Kuala Lumpur, Apr 9 (): The search teams looking for the missing Malaysia Airlines plane MH370 have reacquired signals that could be matched with “black box” flight recorders.
Sound-locating instruments on board the vessel Ocean Shield acquired the signals on two instances, the retired Australian air chief marshal, Angus Houston, who is leading the search process far off the Australia’s west coast, said.
Houston said a U.S. Navy towed pinger locator has acquired the signal. The signal was acquired in the Indian Ocean on Tuesday afternoon for 5 minutes, and later Tuesday for about 7 minutes. The search crews believe that the reacquired underwater signal could belong to the black box of the missing Malaysian plane. The search works are ongoing to enhance the search area before a submersible could be sent down, he said.
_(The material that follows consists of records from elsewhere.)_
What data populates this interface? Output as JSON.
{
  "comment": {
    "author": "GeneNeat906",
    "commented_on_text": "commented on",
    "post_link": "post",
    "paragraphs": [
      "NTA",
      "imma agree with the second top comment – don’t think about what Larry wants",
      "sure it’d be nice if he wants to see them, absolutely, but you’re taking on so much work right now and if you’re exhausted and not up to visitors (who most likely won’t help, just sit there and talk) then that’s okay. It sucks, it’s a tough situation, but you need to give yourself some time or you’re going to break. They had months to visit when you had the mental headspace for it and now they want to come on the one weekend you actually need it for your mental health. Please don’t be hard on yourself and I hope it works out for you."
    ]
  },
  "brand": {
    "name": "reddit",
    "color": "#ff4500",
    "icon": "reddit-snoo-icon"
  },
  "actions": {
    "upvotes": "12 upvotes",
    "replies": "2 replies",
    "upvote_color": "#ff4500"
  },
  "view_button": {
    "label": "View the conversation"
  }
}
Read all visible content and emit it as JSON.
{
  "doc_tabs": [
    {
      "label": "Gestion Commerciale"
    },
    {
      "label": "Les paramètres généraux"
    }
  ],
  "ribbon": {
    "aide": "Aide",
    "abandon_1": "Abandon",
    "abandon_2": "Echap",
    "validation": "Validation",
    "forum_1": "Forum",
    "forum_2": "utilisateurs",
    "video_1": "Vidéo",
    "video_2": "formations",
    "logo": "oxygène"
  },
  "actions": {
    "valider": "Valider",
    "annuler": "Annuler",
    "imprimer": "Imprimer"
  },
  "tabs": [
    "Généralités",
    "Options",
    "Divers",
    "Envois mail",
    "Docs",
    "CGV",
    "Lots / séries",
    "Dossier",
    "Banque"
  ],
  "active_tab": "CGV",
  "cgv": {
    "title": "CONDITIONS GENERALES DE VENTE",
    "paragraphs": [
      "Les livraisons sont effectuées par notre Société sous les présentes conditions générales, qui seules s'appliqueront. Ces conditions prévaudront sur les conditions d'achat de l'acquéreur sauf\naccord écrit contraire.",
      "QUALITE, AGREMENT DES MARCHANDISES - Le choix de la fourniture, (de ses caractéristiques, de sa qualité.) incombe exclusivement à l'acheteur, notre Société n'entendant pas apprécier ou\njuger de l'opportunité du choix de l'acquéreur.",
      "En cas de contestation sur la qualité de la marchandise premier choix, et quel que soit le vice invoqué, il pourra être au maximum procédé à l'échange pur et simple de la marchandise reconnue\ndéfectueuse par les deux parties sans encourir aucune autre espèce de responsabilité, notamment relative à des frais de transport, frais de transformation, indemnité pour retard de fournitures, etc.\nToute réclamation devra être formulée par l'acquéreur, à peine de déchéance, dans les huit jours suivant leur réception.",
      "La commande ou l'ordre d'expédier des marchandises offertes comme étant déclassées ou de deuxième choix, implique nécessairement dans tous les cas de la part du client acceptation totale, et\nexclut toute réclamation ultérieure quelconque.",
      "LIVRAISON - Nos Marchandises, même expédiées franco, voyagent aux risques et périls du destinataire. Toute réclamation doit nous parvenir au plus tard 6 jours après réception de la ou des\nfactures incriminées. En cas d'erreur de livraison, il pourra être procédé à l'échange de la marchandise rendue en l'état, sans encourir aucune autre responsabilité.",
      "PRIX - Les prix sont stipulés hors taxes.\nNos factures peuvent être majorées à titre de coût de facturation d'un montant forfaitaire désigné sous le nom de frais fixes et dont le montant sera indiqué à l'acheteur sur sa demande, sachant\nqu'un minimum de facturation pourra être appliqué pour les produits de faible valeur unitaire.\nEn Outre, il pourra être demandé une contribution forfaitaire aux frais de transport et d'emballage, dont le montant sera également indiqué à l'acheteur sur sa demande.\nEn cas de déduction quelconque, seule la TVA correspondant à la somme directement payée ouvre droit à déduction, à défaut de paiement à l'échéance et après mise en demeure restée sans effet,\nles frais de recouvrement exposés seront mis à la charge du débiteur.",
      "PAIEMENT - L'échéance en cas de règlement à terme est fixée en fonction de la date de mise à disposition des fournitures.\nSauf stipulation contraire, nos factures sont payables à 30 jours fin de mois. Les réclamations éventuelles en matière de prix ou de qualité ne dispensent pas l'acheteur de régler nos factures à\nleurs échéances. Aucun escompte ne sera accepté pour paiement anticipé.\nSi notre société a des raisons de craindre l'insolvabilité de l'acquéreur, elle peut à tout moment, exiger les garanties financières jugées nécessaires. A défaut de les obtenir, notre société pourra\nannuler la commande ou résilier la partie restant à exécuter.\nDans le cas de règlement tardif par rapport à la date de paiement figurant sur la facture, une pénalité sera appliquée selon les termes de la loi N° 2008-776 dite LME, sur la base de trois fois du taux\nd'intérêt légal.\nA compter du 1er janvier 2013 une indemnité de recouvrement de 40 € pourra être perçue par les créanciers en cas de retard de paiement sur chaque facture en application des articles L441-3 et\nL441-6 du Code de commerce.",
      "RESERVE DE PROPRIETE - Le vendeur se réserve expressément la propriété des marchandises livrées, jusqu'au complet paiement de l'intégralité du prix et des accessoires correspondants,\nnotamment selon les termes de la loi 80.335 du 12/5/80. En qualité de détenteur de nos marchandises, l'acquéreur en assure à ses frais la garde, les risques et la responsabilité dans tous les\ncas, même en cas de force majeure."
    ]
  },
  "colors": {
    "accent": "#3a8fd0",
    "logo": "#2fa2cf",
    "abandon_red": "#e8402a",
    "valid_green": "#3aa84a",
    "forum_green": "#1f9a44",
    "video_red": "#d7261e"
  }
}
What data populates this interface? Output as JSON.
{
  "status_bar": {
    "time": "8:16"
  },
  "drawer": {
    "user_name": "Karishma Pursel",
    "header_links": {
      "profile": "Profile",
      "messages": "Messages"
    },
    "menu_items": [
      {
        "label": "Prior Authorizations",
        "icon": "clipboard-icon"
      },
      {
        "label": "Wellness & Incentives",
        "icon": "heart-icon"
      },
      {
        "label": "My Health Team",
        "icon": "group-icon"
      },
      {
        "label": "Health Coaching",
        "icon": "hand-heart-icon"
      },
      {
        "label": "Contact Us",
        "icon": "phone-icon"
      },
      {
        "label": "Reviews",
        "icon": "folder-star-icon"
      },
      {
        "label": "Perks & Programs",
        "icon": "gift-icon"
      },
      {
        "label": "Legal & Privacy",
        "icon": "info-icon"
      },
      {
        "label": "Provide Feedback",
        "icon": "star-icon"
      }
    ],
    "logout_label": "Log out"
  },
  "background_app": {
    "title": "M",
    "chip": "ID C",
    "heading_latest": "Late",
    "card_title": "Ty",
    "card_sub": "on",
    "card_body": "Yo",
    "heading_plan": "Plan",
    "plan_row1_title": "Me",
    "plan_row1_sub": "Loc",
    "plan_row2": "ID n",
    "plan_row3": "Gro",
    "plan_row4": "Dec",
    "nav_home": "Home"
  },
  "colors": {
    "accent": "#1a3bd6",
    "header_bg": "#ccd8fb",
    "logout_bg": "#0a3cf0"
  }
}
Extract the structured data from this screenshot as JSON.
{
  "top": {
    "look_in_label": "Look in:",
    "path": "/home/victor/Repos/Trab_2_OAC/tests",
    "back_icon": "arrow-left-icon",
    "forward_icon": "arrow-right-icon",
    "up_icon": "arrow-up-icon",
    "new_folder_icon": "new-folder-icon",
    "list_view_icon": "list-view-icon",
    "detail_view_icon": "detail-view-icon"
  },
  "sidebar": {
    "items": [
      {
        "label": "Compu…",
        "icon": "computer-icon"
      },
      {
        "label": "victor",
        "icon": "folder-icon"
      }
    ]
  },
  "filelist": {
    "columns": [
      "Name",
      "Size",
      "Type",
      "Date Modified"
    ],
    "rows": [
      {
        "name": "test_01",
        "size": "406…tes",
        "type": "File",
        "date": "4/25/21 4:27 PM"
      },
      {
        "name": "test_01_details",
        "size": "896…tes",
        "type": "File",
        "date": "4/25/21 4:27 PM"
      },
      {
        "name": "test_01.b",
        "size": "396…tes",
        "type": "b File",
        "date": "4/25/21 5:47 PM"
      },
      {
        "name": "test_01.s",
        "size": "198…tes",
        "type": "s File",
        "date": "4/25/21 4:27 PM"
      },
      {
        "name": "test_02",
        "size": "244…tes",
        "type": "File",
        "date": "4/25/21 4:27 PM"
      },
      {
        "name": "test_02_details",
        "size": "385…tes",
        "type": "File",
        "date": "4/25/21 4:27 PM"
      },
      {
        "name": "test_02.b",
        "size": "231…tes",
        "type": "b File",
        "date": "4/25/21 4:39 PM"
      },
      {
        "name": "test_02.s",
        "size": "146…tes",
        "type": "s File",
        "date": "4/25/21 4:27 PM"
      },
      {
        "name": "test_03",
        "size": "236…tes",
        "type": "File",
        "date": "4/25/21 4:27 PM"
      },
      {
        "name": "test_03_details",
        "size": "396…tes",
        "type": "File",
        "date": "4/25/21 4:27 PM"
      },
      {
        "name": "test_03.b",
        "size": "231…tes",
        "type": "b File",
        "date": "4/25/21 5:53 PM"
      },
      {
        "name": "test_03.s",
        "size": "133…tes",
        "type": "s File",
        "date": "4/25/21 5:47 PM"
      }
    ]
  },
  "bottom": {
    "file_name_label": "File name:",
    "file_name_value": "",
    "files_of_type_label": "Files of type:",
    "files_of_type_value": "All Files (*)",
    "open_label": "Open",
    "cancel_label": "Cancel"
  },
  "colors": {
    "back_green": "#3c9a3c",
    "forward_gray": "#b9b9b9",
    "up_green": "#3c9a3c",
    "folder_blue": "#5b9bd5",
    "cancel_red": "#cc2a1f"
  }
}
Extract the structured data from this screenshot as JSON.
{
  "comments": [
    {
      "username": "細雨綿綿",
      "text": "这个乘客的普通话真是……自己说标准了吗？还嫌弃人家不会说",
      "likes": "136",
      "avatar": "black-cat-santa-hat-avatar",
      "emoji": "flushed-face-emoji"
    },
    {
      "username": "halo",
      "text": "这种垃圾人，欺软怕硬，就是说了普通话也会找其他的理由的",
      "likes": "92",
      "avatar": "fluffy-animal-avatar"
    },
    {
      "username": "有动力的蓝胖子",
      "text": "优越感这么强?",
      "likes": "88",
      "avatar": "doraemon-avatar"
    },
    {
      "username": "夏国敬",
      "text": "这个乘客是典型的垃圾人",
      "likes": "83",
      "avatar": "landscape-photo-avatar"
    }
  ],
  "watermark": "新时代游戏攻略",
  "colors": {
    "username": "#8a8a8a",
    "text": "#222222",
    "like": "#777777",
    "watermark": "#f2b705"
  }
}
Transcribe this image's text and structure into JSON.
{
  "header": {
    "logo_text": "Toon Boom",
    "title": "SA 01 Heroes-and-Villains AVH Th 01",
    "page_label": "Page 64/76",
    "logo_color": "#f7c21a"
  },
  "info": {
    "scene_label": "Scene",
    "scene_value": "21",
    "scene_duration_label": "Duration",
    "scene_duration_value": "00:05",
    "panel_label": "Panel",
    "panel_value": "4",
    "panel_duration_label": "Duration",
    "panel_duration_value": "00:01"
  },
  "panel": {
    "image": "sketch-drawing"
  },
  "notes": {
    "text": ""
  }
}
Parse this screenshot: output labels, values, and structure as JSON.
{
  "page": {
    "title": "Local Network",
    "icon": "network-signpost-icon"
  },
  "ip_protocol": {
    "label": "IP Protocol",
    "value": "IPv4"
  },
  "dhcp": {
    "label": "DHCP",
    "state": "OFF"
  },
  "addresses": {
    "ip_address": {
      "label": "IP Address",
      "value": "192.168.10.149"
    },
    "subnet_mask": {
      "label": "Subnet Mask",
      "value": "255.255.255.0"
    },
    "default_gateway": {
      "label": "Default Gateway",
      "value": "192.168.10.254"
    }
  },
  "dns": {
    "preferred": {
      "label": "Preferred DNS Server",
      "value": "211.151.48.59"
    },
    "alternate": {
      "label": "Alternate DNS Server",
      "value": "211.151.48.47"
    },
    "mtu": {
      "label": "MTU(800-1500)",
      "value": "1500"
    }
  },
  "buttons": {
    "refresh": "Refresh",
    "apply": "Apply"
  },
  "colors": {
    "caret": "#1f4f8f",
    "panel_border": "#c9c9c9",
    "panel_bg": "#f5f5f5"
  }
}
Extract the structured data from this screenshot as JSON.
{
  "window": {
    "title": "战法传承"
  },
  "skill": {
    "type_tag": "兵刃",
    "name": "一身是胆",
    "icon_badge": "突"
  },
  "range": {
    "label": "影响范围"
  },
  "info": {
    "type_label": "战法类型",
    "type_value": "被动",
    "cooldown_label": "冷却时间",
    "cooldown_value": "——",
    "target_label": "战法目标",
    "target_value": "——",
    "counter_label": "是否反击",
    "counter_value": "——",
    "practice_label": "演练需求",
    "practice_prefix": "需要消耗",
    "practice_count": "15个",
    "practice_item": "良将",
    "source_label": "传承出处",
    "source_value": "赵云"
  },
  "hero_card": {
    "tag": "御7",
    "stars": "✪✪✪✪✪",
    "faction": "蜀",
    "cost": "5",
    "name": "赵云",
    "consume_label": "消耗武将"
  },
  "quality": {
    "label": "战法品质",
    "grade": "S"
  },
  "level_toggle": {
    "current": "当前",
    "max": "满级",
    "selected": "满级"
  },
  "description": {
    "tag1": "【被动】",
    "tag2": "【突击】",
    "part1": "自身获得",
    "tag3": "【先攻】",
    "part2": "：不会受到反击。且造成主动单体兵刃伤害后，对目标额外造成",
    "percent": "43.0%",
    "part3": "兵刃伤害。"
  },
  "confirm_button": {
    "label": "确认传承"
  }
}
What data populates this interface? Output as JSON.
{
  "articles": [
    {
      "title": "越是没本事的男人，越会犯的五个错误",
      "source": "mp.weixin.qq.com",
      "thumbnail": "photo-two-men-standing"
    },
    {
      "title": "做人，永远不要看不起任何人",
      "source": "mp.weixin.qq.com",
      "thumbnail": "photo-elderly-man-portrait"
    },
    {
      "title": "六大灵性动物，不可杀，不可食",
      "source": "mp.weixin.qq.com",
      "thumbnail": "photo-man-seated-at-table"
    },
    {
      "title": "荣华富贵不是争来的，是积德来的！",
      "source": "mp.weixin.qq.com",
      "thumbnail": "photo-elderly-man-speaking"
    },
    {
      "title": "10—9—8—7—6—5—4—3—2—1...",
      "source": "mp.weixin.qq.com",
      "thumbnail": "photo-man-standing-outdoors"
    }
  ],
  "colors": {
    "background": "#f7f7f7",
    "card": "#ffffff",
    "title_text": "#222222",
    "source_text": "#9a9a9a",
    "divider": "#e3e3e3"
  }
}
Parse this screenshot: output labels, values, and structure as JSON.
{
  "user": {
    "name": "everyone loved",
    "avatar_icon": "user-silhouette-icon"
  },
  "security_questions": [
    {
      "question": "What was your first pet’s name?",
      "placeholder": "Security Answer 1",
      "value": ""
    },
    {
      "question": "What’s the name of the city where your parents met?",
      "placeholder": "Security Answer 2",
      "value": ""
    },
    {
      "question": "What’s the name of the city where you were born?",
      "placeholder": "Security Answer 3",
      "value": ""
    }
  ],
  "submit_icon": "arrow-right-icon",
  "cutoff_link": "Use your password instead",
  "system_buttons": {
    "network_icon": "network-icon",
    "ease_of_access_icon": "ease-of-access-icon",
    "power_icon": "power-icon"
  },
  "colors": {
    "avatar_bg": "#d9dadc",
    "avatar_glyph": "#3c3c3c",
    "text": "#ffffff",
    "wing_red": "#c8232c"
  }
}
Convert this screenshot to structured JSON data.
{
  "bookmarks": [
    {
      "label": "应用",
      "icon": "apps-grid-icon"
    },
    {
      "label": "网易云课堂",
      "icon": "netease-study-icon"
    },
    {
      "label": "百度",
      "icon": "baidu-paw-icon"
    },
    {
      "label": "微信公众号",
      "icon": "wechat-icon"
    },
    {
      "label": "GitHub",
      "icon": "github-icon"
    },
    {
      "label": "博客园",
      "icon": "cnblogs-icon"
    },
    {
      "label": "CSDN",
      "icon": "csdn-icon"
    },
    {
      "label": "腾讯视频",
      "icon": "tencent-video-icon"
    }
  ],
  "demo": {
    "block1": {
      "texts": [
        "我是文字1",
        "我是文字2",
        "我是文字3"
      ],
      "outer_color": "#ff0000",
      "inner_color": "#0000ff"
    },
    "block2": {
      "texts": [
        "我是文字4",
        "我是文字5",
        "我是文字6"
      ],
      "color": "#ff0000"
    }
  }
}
However, Houston said that the efforts put in to scan the ocean floor could be hindered by major amount of deposit, which may hide the wreckage and may make the visual search of the wreckage and black box “very difficult.”
The newly acquired signals have allowed the search crews to narrow down the search area into a more manageable size.
Flight MH370 went missing on 8 March with 239 people on board. It was travelling to Beijing from Kuala Lumpur when it disappeared from the sight of radars and lost communication with the air traffic controllers.
Based on the satellite data received, Malaysian officials believe the jetliner ended its journey in the southern Indian Ocean, thousands of kilometres from its planned flight path.
Still wreckage have to be located for the authorities to identify for sure that the place assumed is the final resting place of the plane, Young said. But, now the reacquired signals gives a new turning point in the search of the missing Malaysian airliner,that is turning out to be a challenging task.